Where the string "name" occurs in a line of the entries below, copy that line.

§ EXTRACTED ENTRIES
========================

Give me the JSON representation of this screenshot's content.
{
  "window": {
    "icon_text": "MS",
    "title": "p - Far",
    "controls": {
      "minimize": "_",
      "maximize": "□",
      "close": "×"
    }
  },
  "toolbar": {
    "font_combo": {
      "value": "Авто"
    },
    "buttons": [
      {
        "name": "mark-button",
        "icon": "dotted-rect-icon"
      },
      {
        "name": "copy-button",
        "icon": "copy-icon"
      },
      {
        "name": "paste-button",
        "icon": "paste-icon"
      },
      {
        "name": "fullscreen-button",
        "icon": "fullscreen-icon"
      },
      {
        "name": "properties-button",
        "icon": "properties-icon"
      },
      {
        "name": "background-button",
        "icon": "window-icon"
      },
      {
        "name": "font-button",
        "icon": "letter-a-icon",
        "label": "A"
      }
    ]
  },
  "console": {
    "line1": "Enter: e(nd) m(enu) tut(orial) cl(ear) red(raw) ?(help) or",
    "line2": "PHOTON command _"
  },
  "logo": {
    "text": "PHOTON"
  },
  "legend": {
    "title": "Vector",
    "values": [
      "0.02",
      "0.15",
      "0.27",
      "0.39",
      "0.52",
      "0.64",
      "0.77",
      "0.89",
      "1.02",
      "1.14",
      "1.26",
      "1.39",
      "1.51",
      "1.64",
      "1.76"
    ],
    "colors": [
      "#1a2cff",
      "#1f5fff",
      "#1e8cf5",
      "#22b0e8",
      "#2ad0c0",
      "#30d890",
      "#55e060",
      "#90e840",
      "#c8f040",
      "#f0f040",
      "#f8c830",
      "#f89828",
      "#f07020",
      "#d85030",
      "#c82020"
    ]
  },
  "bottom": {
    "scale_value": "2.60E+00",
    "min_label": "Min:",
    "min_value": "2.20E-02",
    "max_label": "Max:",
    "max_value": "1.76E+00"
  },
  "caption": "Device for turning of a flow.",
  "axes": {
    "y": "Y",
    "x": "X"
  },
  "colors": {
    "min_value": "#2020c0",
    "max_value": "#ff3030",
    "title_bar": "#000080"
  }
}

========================

§ EXERCISE ANSWER
        "name": "mark-button",
        "name": "copy-button",
        "name": "paste-button",
        "name": "fullscreen-button",
        "name": "properties-button",
        "name": "background-button",
        "name": "font-button",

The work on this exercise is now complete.